Typically, it's assumed that $$\vec{u} = (0, 1, 0)$$, so vertical displacement could be acquired by $$\Delta{y} = {r_f}_y - {r_i}_y$$ or as $$\Delta{y} = \frac{1}{2}{g}{t^2}$$ if you have time, which I don't.

In some instances during this problem, $$\vec{u}$$ is represented as a normalized vector that is not equivalent to the y-axis vector $$(0, 1, 0)$$.

Given that, how can I find vertical displacement in along $$\vec{u}$$ instead of the assumed y-axis vector $$(0, 1, 0)$$?

• By vertical displacement you mean in the direction of $(x,y,z)=(0,1,0)$? Also, I recommend $\vec r$ instead of $x$ to denote location (position) since you're discussing the $x$ and $y$ coordinates of the Cartesian system! Commented Jan 12, 2022 at 4:11
• @Newbie Updated those variables, thank you!

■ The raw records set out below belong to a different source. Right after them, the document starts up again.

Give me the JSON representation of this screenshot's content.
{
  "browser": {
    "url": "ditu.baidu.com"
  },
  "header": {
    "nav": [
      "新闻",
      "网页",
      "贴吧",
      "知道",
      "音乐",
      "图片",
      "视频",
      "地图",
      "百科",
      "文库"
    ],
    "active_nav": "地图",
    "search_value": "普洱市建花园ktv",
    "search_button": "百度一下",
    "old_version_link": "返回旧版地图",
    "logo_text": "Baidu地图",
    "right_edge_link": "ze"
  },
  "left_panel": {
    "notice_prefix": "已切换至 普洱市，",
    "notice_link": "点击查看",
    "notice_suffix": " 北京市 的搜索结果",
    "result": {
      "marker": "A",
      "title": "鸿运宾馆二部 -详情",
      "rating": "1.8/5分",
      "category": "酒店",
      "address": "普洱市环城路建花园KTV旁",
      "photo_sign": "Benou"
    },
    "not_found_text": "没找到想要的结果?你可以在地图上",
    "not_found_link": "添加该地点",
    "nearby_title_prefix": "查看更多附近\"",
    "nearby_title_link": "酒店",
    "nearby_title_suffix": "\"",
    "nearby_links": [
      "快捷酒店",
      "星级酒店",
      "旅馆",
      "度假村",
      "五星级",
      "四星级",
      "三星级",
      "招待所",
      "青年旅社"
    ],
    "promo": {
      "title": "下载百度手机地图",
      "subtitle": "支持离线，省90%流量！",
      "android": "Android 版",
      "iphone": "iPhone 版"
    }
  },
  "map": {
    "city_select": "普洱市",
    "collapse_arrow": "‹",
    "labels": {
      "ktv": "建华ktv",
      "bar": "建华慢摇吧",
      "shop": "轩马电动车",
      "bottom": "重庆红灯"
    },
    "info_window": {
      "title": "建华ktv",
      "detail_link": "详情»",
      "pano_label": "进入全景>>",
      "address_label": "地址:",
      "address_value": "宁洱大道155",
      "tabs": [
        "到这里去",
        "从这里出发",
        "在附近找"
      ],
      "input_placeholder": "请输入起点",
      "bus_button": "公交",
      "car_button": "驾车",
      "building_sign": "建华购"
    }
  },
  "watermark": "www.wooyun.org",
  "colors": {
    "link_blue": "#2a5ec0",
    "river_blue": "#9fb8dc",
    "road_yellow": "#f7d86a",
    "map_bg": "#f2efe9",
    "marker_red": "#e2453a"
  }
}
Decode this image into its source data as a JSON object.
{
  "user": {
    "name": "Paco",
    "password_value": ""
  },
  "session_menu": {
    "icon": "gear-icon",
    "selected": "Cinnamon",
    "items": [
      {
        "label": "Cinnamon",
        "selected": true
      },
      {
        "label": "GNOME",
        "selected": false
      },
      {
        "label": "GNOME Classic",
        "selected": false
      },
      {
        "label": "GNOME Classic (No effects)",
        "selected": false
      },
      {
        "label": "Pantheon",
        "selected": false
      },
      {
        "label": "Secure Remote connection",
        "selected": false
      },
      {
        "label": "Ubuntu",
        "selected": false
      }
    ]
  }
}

I mean displacement along the vector $\vec{u}$, representing the vector opposite the direction of gravity, which could be $(0, 1, 0)$ but it could also be some other normalized vector such as $(0.2261, -0.90443, 0.36177)$. Commented Jan 12, 2022 at 4:22
• So the only force acting on the particle is $\vec F=-mg\vec u$? Commented Jan 12, 2022 at 4:25
• Yes and in this instance, mass is negligible as the projectile is represented as a point with no radius. Commented Jan 12, 2022 at 4:32
• The total displacement vector is $\Delta \vec r=\vec r_{\rm f}-\vec r_{\rm i}$. Assuming $\vec u$ is normalized to 1, the magnitude of displacement along $\vec u$ is $\Delta \vec r\cdot \vec u$ and the displacement vector along $\vec u$ is $(\Delta \vec r\cdot \vec u)\vec u$. Tell me what I'm missing because I feel you already have the start and end point of the trajectory and don't need time Commented Jan 12, 2022 at 4:38

The total displacement vector is $$\Delta \vec r=\vec r_{\rm f}-\vec r_{\rm i}$$. Assuming $$\vec u$$ is normalized to 1, the magnitude of displacement along $$\vec u$$ is $$\Delta \vec r\cdot \vec u$$ and the displacement vector along $$\vec u$$ is $$(\Delta \vec r\cdot \vec u)\vec u$$.